Free Advice is a periodic feature in which I answer anonymous letters sent to markbialczak.com. Today I entertain a many-faceted question, with another wrinkle you’ll discover below.
How does a person stay positive in times of economic stress, loss or change?
We can even break it down more.
How do you stay positive after job loss?
What do you say to someone who has lost a parent/spouse/child?
How do you keep a sense of humor in tough times?
First of all, thanks for having the guts to send me this question with your name attached. Folks, meet Mama Mick Terry, author of the fine blog of that name found here. Thank you for introducing me to your friends over at your place. You can find today’s Freestyle Friday feature here.
There’s part of my blueprint for remaining OK through tough times right there, and you appear to be taking the same steps. Be approachable. More than that, be outgoing. Be ready to reach outside your comfort zone to meet new people and do different things to create a network that may benefit you in ways that you can’t even imagine at that very moment.
Your query really cuts close to my personal story, and I’m sure many others in this ever-changing economy of ours. Two years ago, I was laid off from the job I’d held for 29 years and five months at the big daily. Of course that sent me spinning.
Fortunately, my emotional state was covered by my immediate family members and closest friends then, and still.
Let your loved ones love you. Do not close them out of your life.
When your friends want to continue to go golfing, for instance, by all means, go golfing. Remain on that bowling team that you’ve competed with for years and years.
In other words, yes, you likely will want to grieve the loss quietly for a week, two weeks, maybe longer. But then, please tell yourself to start trying to act like you did before that major change or loss. You’ve got to get back living, as soon as possible. Look for new work, yes, of course. If it’s death you’re dealing with, it is true that your loved one would want you to get back there in the swing of life.
If it’s your friend who lost the job or a loved one, tell them immediately how sorry you are. Get the pulse of how long their private time is likely to be and how much company they’ll want, and respect that. Thereafter, keep in contact. Let them know you’re there. And do your best to treat them normally.
Now about that positive outlook, Michelle. For me, it’s a matter of knowing that I’m trying hard, every day. My dear wife Karen knows it, and tells me so. Even though I’ve yet to be chosen in the handful of interviews in which I’ve made it to the finalists’ table for a full-time job, I keep reading the emails sent me by the job boards and networking and talking and listening and yes, sending out resumes. I love the regular free-lance jobs I’ve secured, and have recently found more work on that avenue, too. A fellow WordPress blogger friend and I have a film-and-food book co-writing project in the works as well. I work at least eight hours a day on my writing, researching, blogging, networking and job searching, every day, including weekends. There’s no time to be really depressed, I guess, Michelle.
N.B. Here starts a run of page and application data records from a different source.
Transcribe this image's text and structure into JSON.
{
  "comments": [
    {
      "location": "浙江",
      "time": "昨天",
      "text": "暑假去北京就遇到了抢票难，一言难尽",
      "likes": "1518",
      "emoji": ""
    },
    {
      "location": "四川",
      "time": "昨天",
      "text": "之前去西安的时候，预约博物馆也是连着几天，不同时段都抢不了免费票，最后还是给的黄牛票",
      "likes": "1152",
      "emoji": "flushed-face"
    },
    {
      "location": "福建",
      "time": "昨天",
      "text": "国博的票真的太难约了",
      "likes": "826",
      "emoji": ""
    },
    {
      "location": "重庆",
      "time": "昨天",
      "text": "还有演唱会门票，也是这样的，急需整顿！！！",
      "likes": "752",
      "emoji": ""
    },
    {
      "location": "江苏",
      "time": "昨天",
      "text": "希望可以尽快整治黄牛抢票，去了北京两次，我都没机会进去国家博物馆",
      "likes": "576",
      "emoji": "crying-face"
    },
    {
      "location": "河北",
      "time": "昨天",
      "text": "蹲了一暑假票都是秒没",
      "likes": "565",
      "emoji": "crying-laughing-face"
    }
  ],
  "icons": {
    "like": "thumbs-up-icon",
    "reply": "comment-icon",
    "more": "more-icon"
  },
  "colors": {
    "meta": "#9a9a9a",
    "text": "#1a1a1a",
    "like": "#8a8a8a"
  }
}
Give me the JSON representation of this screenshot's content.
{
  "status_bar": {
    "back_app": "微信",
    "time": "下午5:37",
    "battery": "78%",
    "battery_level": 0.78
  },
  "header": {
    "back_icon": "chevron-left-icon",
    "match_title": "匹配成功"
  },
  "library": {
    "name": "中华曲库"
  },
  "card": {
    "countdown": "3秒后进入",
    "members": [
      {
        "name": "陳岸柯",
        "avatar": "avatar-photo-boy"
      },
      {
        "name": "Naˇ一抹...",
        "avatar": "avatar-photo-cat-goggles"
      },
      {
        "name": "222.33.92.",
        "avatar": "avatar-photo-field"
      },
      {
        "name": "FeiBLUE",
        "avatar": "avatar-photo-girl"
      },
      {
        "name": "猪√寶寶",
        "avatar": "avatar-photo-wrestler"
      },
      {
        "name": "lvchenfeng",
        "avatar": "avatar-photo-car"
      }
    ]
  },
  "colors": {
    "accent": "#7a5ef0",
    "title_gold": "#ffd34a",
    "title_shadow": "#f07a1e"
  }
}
As far as a sense of humor goes, either you’re funny or you’re not. And there’s no accounting for taste. There’s always funny peculiar to fall back on if funny ha-ha is letting you down. Did you hear the one about the blogger who started a feature called “Free Advice” because he hoped it might help him make more money?
My qualifications: 57 years of open eyes and ears but no stalking charges. One dear wife Karen, one terrific daughter Elisabeth and her wonderful boyfriend George, one sensational stepson Daryl, one pet Ellie B aka Dogamous Pyle and various other family members of scattered location and adjectives. Four decades of writing in public about people, places and things.
Satisfaction is the goal, but is by no means guaranteed.